> [EXERCISE DATA]:
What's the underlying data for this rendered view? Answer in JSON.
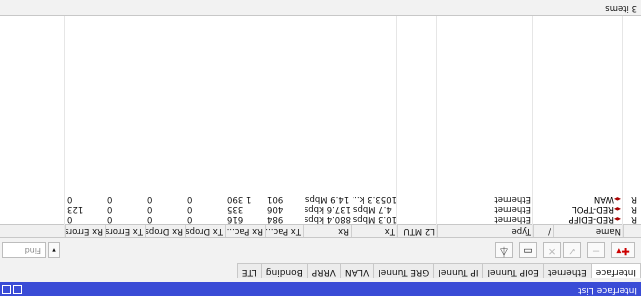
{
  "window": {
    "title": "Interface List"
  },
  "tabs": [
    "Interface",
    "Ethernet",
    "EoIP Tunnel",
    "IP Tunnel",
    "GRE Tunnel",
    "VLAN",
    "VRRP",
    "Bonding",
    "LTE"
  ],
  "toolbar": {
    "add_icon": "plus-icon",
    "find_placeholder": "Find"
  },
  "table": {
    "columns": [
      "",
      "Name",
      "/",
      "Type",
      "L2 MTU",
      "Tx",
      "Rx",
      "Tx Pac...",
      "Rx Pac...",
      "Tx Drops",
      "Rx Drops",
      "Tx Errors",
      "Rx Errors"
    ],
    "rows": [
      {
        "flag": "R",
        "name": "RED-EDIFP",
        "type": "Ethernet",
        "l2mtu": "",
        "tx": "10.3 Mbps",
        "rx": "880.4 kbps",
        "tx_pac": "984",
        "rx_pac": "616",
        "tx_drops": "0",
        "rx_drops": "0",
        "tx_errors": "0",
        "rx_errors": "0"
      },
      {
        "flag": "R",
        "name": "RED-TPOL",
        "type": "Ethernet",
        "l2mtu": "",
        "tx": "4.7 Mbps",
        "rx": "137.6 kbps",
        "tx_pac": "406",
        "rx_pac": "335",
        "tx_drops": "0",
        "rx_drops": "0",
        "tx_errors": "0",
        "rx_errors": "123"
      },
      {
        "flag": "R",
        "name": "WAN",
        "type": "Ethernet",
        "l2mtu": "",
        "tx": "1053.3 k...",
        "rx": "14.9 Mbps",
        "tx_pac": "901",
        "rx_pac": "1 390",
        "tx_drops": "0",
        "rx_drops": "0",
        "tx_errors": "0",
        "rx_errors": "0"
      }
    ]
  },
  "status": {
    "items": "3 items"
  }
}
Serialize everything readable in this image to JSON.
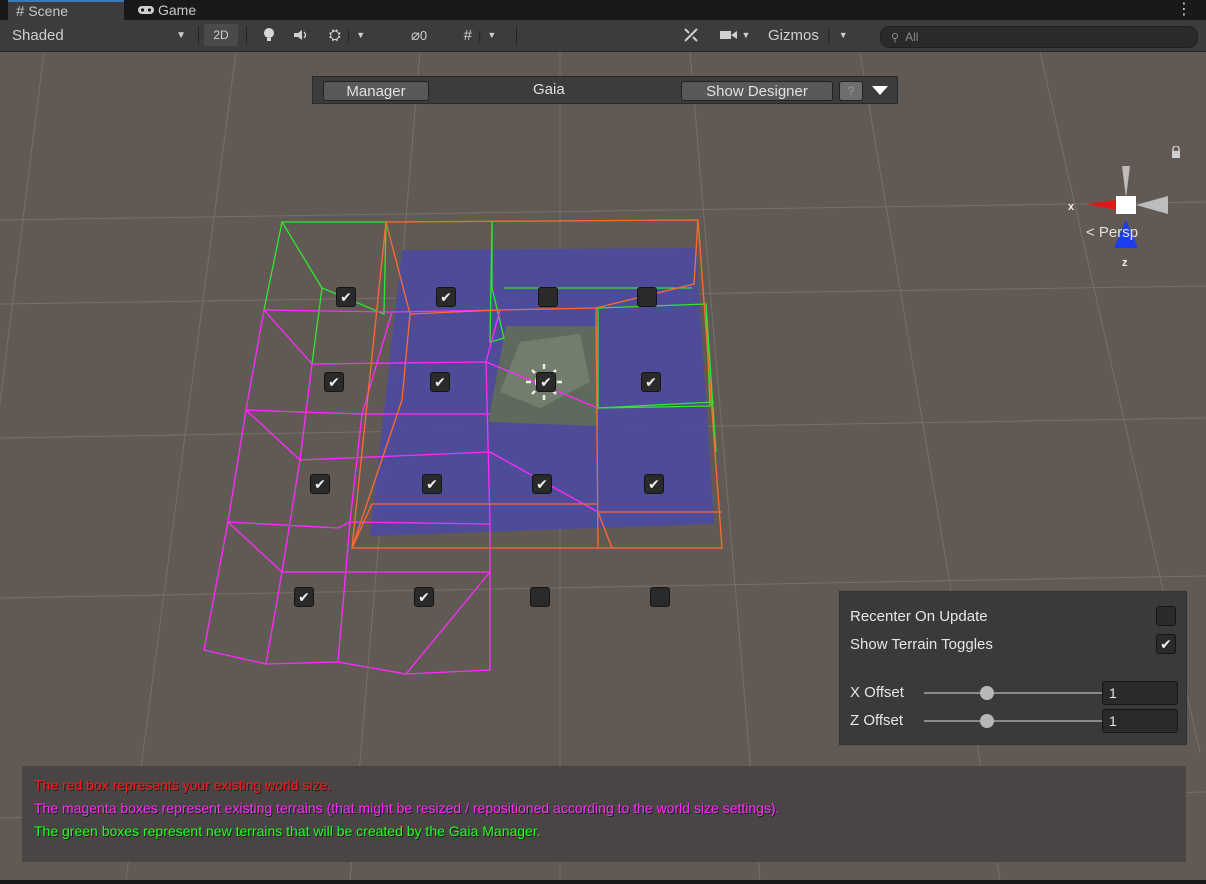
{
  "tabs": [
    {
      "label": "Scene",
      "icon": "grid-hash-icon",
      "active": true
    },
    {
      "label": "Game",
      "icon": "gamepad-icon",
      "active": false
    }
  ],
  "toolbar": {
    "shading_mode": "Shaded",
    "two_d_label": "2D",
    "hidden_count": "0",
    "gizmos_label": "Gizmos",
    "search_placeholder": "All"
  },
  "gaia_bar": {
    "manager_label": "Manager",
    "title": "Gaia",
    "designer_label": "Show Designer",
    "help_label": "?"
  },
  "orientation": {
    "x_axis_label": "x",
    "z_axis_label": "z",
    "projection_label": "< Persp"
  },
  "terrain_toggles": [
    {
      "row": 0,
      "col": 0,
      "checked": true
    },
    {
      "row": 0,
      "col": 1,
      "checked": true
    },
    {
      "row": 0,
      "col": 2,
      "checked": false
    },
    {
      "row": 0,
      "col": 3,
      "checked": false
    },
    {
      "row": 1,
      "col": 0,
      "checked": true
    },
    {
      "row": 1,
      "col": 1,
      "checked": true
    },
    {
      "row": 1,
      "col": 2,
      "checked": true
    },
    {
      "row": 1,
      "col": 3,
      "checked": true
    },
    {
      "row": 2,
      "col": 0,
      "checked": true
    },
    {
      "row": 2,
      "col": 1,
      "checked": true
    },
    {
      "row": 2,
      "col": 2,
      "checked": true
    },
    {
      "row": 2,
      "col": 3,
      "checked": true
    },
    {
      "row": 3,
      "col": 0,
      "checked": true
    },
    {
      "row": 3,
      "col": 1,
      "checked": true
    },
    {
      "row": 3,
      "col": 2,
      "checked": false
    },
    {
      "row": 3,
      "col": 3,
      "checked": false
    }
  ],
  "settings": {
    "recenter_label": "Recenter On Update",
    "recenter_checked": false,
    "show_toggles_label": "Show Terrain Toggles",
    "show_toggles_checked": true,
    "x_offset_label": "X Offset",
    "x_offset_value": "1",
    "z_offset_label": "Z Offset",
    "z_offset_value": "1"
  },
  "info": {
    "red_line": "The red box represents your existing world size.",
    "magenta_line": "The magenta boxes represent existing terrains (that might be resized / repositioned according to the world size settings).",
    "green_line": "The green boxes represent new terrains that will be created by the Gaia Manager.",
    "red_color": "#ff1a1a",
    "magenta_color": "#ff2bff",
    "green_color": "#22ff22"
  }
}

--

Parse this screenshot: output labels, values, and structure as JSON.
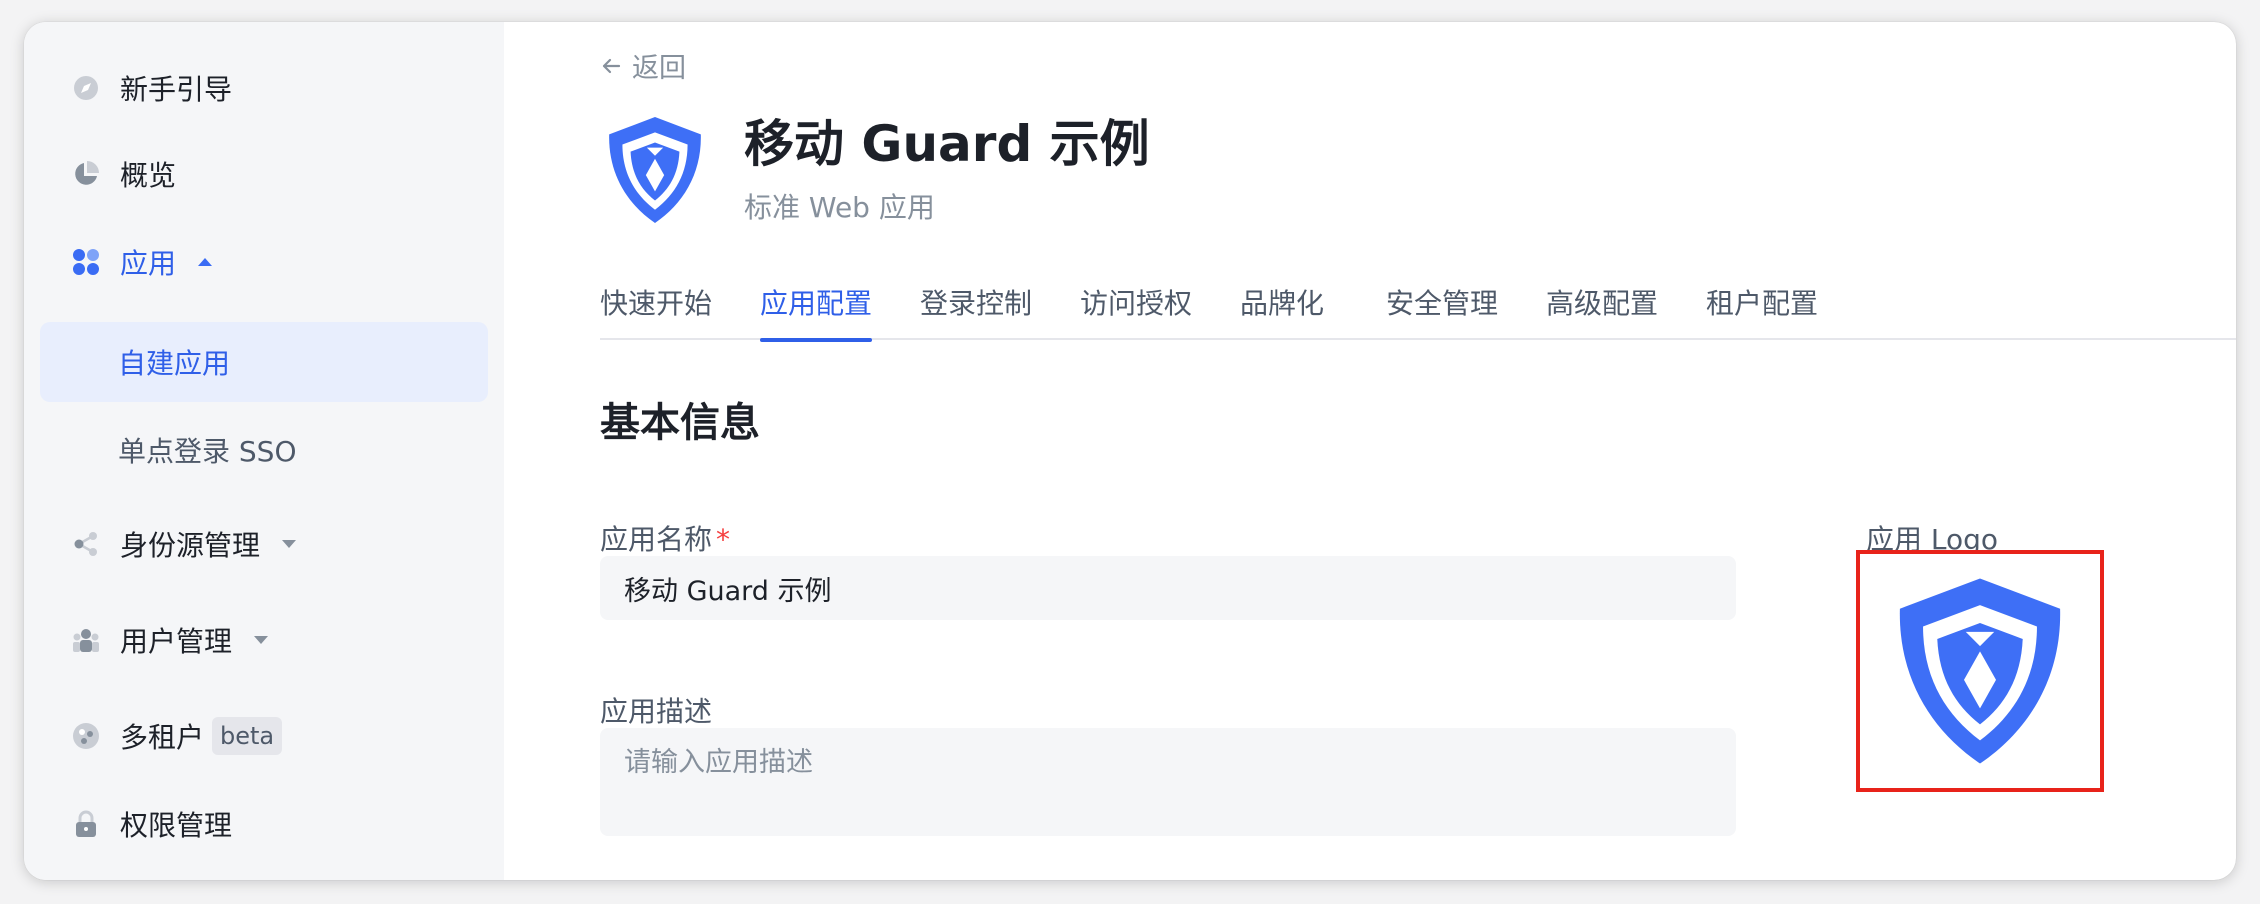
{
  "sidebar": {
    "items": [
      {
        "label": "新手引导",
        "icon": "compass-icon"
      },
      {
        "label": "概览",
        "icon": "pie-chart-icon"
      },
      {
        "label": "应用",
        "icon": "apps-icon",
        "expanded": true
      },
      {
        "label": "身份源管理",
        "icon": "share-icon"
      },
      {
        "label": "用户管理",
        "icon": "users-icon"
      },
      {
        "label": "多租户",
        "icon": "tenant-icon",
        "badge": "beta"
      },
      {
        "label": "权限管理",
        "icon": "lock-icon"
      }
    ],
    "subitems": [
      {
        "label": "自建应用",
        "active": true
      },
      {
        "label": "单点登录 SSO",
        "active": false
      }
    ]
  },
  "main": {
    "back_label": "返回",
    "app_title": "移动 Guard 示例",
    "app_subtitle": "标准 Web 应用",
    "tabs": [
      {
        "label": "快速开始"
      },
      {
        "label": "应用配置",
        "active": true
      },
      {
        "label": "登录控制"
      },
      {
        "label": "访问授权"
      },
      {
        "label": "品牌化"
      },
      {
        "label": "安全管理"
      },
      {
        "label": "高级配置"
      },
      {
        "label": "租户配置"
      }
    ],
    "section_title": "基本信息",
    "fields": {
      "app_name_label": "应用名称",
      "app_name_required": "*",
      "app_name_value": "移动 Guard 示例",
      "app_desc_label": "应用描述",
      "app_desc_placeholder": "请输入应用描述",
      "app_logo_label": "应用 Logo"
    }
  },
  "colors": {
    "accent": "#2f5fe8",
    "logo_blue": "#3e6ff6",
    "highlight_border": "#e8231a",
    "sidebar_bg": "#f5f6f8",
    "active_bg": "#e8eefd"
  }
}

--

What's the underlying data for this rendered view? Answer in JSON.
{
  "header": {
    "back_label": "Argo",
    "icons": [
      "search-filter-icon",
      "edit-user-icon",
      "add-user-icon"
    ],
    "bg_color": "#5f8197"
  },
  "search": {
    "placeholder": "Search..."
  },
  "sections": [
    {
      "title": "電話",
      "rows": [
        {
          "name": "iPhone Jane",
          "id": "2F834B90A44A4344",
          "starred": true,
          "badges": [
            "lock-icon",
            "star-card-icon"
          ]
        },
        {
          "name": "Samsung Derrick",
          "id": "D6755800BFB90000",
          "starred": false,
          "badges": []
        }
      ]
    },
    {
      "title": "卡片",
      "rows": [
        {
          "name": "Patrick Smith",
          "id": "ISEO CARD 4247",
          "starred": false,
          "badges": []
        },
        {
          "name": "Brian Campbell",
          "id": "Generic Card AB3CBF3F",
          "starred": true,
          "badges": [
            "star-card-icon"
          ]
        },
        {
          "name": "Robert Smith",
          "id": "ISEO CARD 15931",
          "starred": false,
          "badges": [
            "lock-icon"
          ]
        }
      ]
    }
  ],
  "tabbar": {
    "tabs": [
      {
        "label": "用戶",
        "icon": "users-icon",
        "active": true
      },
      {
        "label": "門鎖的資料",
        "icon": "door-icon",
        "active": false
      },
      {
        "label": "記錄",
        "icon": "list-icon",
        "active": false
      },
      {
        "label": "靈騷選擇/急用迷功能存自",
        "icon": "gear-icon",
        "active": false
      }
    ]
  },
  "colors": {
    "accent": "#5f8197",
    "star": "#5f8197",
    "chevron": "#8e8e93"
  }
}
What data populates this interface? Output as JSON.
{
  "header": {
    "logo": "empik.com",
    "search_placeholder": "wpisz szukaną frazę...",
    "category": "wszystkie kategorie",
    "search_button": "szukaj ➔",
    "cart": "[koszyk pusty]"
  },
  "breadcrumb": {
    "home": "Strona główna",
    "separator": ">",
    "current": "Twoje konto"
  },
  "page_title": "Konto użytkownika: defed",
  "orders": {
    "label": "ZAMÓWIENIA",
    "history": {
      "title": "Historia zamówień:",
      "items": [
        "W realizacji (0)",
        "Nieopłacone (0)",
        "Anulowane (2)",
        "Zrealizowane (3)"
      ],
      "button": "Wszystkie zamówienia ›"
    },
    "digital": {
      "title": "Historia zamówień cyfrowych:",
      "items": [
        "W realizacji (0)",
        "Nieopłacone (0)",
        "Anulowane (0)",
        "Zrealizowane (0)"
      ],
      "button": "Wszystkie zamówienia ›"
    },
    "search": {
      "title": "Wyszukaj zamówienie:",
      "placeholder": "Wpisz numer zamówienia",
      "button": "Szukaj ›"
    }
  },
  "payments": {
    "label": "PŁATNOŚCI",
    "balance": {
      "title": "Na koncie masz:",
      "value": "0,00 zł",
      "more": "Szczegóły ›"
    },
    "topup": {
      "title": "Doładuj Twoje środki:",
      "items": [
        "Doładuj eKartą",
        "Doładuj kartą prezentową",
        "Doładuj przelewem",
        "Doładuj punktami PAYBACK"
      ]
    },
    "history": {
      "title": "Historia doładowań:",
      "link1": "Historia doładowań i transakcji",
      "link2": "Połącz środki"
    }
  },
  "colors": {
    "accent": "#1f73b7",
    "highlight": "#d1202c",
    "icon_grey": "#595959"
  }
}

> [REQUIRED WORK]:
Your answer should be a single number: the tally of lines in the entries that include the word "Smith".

> [RESPONSE TO THIS TASK]:
2